ABOUT THIS EXERCISE ▸
Your job is to report every line of the entries that has "submenu".

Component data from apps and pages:
════

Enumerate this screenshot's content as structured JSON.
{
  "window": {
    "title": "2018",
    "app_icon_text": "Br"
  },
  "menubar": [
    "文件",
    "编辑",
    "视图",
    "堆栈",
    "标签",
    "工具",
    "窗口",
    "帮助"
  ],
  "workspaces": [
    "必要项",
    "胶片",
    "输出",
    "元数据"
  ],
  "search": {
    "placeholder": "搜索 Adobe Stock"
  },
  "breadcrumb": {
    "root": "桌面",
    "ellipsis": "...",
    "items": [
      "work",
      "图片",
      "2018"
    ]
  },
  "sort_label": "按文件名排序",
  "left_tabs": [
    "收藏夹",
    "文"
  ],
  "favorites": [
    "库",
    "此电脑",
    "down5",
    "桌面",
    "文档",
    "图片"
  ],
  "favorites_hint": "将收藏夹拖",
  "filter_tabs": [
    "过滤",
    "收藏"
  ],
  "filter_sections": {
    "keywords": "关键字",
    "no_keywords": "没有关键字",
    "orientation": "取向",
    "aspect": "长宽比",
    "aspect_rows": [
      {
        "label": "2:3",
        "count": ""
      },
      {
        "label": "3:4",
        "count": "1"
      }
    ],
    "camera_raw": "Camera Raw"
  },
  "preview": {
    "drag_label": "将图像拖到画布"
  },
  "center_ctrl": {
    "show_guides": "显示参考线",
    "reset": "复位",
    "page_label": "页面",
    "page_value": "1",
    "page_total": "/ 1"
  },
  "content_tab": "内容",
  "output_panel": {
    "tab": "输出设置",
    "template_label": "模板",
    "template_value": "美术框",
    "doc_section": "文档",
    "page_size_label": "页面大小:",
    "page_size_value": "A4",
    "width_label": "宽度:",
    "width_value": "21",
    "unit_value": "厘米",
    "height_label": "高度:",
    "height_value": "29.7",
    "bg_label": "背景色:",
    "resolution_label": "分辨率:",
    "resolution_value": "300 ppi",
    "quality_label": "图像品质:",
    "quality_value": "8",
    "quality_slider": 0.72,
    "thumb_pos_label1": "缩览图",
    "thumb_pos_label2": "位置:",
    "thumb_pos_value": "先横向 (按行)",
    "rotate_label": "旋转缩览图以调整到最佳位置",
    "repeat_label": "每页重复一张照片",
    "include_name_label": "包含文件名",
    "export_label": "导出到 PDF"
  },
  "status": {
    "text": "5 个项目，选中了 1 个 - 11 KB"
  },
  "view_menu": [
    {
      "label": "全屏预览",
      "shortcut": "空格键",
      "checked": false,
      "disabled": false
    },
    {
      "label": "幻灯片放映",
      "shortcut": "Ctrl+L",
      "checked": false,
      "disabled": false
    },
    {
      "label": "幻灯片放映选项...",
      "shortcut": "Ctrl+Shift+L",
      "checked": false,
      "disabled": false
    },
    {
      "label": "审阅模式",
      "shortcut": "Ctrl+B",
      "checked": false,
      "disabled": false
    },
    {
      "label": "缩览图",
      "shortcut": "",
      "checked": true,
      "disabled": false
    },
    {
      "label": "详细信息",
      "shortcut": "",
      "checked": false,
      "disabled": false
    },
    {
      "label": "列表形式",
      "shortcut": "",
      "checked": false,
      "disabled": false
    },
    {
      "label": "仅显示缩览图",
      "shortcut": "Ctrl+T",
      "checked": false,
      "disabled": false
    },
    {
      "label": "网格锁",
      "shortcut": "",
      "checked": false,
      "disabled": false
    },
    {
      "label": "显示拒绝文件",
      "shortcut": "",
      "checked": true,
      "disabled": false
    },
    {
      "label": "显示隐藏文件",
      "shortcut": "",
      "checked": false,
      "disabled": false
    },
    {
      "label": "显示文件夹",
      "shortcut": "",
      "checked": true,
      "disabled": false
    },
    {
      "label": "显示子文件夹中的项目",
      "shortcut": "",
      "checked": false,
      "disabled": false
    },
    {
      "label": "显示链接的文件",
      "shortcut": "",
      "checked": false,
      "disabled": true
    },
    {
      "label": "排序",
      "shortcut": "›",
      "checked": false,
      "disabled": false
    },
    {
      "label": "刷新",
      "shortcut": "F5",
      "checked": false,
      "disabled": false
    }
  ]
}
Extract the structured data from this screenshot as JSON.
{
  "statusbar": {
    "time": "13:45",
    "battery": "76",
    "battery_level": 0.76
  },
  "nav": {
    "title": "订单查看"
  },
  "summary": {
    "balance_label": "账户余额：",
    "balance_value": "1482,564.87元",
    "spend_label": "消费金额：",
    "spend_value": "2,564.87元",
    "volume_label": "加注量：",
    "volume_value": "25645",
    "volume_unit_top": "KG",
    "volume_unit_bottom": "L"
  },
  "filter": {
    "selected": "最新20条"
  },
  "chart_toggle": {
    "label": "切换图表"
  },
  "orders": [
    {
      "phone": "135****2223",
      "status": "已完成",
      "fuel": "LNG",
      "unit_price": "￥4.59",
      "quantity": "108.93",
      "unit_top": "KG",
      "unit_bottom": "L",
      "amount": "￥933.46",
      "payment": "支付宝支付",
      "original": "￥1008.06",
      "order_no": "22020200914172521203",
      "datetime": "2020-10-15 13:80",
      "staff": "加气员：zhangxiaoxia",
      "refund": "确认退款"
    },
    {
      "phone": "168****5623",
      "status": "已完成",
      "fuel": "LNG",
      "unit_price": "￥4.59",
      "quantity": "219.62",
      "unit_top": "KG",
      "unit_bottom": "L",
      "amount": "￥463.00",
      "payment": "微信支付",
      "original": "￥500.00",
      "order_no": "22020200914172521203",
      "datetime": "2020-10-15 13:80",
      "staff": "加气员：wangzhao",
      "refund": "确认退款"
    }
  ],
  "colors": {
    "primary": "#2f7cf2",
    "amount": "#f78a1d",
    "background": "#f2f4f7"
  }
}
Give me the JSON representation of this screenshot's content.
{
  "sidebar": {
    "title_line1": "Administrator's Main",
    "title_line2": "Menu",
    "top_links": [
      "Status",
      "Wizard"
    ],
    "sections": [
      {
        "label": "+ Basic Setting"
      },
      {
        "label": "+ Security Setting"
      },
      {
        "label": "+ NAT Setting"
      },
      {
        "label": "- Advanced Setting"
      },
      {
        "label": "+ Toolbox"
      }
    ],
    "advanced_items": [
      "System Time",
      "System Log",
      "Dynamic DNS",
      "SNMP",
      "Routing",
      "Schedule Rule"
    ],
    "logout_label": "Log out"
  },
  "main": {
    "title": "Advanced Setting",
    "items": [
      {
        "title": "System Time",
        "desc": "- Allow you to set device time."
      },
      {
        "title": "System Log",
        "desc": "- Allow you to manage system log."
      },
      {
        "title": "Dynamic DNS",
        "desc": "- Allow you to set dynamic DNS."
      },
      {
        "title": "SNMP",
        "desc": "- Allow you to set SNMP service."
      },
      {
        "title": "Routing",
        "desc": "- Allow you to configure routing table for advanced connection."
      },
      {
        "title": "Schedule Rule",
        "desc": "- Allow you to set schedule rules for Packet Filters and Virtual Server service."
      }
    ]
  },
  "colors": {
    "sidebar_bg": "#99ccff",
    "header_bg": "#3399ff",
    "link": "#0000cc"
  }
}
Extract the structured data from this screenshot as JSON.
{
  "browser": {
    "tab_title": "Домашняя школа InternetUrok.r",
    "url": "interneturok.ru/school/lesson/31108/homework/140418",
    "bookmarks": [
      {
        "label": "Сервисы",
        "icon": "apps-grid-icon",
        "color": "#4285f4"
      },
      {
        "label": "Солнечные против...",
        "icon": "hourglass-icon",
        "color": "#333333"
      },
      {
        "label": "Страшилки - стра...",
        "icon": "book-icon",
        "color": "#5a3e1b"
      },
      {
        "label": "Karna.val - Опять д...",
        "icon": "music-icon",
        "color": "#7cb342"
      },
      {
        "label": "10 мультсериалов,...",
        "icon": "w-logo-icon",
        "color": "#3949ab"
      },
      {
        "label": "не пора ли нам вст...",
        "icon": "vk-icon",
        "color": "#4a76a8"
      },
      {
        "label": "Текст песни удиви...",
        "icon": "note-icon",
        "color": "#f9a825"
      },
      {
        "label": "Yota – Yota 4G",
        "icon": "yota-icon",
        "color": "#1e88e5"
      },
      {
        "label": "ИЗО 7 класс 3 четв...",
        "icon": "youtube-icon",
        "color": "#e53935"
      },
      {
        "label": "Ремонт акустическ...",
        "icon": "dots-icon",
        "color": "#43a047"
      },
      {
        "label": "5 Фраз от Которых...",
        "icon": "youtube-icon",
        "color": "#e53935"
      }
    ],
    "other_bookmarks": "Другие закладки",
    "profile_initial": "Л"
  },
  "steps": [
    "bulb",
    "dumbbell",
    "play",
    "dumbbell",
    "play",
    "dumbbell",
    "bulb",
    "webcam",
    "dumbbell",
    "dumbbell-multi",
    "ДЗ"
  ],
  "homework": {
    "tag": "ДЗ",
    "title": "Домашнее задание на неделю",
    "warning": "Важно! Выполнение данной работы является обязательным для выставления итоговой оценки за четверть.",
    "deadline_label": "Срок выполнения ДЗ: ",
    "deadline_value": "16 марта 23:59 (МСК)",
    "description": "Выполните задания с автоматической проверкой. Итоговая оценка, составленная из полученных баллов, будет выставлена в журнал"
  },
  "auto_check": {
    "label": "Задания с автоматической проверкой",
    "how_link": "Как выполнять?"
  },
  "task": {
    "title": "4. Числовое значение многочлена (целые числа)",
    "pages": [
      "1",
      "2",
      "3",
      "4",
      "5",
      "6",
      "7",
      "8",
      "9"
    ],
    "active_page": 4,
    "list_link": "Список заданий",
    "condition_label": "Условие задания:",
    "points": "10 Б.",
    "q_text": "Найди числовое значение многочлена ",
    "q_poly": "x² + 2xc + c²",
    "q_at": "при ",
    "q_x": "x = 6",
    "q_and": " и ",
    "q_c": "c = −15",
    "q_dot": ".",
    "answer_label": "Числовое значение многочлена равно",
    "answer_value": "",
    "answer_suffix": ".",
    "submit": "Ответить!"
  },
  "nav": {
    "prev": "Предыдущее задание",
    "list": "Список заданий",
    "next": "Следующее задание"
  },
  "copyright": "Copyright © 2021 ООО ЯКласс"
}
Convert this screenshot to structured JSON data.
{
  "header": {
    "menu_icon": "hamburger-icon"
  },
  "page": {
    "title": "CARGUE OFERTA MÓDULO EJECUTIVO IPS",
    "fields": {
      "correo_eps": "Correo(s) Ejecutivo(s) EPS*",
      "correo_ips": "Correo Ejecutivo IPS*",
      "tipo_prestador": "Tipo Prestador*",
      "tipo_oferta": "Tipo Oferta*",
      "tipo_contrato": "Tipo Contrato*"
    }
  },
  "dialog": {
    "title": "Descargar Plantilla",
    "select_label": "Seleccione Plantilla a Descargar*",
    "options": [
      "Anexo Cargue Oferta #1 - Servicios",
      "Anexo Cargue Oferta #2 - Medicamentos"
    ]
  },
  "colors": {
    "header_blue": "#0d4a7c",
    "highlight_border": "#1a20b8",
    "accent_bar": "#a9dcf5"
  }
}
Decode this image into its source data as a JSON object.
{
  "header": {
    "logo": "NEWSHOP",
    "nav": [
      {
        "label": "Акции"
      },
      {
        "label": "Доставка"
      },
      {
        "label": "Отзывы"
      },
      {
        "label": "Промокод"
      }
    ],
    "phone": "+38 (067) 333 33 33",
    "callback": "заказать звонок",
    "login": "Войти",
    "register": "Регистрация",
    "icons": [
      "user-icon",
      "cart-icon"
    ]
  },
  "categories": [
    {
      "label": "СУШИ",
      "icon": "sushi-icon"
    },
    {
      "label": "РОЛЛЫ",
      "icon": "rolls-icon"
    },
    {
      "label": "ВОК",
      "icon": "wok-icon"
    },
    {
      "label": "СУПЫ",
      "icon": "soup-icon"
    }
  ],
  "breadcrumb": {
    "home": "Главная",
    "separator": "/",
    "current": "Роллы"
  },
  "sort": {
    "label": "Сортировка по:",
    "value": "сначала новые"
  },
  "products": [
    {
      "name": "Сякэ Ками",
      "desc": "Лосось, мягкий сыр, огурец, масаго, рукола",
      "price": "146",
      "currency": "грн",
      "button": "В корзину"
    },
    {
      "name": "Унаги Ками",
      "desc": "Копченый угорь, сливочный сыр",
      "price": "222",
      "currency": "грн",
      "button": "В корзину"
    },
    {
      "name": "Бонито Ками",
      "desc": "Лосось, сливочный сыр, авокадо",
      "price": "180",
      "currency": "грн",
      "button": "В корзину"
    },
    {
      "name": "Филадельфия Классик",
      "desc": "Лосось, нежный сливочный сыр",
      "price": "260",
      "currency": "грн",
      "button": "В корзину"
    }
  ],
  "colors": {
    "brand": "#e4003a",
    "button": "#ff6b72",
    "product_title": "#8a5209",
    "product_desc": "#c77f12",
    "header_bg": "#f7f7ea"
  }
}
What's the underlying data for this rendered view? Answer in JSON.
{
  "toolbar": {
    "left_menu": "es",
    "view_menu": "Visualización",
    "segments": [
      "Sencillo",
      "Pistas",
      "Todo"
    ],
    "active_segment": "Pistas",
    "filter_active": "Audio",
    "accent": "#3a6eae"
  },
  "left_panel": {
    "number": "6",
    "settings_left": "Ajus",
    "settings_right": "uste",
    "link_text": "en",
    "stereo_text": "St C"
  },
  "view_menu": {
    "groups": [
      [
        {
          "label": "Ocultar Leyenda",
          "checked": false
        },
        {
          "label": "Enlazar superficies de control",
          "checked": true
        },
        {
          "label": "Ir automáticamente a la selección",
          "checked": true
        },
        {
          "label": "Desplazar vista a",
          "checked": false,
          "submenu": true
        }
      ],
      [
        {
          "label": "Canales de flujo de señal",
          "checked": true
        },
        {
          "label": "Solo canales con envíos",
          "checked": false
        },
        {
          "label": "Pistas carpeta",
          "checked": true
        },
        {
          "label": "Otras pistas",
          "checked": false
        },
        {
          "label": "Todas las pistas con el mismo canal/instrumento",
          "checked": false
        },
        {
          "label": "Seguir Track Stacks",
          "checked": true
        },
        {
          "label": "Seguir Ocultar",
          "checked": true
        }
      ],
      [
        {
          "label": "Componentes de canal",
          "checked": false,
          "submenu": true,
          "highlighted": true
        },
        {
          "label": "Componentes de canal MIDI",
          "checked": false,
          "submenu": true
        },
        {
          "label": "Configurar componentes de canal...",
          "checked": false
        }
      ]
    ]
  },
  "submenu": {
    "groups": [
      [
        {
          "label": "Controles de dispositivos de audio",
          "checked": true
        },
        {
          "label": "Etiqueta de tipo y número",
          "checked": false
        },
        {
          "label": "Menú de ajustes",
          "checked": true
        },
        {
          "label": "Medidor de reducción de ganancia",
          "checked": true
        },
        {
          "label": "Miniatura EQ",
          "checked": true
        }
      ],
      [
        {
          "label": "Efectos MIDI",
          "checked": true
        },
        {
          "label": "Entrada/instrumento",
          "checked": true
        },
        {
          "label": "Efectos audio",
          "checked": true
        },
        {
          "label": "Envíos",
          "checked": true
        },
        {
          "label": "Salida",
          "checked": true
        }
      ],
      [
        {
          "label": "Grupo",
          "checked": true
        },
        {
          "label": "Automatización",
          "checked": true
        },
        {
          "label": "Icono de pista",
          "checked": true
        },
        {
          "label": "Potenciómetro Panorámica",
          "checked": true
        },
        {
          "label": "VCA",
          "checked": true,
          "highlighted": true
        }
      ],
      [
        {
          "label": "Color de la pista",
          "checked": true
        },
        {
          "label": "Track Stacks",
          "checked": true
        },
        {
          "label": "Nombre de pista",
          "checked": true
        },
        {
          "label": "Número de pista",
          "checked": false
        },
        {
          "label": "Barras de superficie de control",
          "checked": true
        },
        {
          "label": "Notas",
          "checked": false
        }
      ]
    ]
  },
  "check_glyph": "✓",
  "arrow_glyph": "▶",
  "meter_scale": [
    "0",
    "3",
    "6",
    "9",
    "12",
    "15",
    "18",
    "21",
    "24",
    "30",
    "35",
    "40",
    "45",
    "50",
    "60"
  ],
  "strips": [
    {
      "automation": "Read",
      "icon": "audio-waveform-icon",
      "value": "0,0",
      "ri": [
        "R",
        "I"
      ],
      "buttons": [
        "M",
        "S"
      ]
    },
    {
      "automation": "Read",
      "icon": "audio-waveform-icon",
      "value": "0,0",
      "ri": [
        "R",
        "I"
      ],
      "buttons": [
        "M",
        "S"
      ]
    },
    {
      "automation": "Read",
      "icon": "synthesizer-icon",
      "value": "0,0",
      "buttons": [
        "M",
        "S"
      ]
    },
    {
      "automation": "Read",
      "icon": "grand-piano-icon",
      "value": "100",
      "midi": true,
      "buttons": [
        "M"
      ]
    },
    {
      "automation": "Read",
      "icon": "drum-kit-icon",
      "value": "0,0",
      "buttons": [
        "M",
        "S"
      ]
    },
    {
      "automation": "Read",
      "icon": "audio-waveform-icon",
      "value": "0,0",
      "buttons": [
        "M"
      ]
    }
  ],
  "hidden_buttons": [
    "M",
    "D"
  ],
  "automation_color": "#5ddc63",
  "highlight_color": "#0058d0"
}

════

SOLUTION ▸
          "submenu": true
          "submenu": true,
          "submenu": true
  "submenu": {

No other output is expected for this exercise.